Website and app data records:
[Start of Attachment]
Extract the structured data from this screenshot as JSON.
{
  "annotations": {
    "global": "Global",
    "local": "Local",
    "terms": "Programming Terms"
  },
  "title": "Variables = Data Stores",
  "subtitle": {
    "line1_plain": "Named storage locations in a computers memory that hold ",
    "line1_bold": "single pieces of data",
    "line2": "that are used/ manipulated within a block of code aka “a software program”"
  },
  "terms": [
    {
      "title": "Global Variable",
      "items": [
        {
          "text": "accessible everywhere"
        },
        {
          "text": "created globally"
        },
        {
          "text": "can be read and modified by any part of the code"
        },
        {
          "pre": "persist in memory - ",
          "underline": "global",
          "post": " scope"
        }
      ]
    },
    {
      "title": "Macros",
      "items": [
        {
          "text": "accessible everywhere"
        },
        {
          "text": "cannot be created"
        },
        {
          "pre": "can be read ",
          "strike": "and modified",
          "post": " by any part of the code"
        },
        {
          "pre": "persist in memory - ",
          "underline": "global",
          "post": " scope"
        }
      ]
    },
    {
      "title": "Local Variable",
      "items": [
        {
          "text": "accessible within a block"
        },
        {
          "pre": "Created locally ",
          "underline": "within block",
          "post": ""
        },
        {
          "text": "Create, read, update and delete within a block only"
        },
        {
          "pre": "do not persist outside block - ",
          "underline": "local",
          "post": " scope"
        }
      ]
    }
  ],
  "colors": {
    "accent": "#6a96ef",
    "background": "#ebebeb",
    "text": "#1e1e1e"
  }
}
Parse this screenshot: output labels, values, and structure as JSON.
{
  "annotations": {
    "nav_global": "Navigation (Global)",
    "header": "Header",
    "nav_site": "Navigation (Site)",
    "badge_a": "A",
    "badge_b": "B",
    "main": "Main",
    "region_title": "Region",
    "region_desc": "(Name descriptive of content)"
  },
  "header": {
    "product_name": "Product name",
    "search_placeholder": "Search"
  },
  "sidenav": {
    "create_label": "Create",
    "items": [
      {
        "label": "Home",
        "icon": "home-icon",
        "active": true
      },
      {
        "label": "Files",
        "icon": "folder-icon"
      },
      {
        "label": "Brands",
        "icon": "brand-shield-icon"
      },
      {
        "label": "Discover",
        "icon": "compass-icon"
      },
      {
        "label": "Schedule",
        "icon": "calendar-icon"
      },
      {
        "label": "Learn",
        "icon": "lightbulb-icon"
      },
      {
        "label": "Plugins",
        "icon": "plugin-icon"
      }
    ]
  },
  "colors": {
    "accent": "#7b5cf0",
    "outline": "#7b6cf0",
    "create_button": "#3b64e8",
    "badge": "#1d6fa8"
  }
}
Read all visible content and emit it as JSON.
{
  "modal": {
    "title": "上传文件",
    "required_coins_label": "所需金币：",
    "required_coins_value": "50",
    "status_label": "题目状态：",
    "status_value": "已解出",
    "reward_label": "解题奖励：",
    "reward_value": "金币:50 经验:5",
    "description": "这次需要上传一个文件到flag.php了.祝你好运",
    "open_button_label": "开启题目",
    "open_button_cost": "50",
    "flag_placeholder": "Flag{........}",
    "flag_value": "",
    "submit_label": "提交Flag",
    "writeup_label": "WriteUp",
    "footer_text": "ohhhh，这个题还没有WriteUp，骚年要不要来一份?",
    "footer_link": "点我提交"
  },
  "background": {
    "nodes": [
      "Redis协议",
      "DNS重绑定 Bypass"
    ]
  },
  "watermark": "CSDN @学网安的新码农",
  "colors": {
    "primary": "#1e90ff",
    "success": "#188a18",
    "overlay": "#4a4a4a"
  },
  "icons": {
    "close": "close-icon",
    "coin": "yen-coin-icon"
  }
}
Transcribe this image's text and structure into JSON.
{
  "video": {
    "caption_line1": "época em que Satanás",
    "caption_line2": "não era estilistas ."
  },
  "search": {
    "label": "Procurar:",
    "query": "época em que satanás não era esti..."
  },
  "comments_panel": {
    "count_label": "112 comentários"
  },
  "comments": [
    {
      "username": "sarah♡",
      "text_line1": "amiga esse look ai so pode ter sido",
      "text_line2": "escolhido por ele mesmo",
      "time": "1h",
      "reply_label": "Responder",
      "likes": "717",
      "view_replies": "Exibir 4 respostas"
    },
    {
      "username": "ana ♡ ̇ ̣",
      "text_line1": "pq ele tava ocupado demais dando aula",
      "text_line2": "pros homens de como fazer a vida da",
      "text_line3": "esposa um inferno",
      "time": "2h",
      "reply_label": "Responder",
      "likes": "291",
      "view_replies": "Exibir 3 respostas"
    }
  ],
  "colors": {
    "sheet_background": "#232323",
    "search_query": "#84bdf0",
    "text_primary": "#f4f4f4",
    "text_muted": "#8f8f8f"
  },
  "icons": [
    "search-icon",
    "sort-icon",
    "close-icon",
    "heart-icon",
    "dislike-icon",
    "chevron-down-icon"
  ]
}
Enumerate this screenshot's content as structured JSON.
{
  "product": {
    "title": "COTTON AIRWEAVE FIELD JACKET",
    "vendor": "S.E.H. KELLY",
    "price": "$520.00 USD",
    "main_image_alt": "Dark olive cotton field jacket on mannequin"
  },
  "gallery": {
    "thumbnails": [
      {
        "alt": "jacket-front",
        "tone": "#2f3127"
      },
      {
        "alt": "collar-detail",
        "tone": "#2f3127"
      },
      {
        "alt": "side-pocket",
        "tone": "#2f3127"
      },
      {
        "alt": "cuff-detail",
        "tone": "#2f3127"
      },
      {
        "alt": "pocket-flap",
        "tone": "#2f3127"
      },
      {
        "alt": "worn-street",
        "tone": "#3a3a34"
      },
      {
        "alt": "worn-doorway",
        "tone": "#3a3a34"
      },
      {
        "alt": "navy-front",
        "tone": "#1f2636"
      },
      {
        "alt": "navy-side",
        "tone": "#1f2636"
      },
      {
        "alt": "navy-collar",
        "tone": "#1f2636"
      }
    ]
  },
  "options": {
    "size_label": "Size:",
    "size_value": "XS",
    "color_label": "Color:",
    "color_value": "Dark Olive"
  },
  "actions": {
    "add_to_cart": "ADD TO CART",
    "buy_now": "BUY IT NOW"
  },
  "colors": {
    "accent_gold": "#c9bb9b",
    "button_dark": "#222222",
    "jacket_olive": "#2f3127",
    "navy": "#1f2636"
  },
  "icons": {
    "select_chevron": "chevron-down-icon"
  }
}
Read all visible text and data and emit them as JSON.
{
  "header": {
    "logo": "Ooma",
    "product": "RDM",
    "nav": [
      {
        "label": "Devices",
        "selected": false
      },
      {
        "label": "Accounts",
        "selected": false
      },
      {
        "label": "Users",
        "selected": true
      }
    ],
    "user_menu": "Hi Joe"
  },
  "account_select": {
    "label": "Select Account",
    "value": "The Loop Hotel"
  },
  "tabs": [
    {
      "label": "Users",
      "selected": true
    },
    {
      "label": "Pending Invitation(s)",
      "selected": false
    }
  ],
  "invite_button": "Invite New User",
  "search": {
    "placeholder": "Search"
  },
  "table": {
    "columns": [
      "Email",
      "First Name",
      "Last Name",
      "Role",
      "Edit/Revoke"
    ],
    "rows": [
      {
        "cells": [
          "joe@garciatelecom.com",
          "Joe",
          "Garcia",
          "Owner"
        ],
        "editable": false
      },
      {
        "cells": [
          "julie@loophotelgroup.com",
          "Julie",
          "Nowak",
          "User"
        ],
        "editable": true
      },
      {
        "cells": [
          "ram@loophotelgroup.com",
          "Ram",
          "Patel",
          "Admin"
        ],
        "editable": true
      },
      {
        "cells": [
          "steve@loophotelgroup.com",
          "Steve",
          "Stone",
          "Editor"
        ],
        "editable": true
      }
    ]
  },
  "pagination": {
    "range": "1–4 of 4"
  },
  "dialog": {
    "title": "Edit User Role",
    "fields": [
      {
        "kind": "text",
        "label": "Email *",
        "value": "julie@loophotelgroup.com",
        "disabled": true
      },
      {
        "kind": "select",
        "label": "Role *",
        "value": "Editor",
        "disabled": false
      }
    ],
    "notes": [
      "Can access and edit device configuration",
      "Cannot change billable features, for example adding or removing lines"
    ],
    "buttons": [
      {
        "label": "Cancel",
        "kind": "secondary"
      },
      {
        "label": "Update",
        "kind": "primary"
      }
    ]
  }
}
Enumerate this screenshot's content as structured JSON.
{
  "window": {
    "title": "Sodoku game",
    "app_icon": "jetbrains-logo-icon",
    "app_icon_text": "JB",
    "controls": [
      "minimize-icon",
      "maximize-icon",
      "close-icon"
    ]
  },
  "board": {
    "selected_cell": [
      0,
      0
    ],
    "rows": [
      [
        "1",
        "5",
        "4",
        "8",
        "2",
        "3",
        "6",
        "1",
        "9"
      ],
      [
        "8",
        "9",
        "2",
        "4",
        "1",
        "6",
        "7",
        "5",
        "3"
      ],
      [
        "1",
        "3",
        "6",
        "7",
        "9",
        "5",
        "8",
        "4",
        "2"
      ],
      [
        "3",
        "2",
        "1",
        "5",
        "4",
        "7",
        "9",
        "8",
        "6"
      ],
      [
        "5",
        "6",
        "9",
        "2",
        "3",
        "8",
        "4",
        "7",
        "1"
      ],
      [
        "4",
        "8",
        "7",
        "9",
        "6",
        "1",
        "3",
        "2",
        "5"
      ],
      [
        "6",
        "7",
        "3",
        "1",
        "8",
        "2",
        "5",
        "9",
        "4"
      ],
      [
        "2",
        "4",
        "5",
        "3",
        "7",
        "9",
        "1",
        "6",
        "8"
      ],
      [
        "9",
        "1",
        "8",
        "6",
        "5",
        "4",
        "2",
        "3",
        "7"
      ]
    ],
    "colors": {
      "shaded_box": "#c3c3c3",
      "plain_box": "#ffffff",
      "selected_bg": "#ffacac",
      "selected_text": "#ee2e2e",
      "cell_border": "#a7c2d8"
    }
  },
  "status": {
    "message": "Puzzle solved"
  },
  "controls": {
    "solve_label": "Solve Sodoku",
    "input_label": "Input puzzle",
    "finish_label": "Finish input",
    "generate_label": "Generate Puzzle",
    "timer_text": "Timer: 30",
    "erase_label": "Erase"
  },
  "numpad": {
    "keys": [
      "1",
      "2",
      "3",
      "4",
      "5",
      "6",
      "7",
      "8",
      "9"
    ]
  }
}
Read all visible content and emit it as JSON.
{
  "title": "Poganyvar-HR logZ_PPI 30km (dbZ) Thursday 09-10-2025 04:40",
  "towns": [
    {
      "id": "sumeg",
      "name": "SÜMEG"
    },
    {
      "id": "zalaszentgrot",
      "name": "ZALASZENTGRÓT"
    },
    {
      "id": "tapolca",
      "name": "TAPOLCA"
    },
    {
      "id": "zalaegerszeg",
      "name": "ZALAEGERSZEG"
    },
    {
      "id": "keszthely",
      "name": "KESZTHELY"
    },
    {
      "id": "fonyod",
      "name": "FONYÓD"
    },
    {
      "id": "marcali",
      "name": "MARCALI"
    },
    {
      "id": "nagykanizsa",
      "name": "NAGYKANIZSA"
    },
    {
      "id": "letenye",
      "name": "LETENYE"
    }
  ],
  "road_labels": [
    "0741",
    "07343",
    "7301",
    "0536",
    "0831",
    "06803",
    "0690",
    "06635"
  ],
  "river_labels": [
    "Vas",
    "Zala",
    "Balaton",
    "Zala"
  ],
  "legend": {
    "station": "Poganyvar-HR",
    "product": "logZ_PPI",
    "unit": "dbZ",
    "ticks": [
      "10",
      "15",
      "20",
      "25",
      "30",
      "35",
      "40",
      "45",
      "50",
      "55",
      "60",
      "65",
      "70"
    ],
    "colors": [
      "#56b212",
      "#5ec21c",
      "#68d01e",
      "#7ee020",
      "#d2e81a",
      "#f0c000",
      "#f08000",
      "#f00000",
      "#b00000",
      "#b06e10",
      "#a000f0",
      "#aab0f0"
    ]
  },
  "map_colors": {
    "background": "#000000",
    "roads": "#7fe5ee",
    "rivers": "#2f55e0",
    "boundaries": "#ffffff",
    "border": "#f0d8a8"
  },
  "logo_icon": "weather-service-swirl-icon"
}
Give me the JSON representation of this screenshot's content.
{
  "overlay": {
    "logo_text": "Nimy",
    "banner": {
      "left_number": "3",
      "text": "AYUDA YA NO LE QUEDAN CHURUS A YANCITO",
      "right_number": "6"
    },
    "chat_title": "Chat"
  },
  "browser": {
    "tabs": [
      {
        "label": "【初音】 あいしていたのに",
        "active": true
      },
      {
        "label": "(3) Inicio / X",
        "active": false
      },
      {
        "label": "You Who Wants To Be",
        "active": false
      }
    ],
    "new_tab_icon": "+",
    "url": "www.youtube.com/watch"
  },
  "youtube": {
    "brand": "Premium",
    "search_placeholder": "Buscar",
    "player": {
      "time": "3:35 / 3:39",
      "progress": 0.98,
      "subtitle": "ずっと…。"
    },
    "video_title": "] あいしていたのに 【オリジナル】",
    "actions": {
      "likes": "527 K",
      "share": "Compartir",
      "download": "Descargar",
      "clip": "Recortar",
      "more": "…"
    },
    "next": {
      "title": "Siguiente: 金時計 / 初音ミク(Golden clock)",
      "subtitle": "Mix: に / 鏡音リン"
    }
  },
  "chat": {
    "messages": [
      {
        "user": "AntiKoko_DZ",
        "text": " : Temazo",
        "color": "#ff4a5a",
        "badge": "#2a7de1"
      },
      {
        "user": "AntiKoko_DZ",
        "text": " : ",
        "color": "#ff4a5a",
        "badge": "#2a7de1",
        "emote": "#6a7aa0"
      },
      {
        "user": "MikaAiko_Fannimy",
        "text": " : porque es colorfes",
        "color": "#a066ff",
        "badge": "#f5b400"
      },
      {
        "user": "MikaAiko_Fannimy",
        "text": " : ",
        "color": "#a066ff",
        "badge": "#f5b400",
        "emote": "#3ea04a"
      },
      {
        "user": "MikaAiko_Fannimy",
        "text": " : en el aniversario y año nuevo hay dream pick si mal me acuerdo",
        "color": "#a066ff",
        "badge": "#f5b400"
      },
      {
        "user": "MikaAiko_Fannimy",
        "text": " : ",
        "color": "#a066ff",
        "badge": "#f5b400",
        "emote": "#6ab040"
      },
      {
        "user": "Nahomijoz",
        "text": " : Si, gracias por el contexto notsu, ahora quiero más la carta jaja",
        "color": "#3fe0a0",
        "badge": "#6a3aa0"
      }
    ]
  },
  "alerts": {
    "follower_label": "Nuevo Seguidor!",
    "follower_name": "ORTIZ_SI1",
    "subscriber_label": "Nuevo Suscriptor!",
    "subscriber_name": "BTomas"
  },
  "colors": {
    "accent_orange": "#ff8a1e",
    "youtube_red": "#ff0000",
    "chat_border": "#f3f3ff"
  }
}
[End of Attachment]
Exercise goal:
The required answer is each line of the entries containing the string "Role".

Solution for this problem:
      "Role",
    "title": "Edit User Role",
        "label": "Role *",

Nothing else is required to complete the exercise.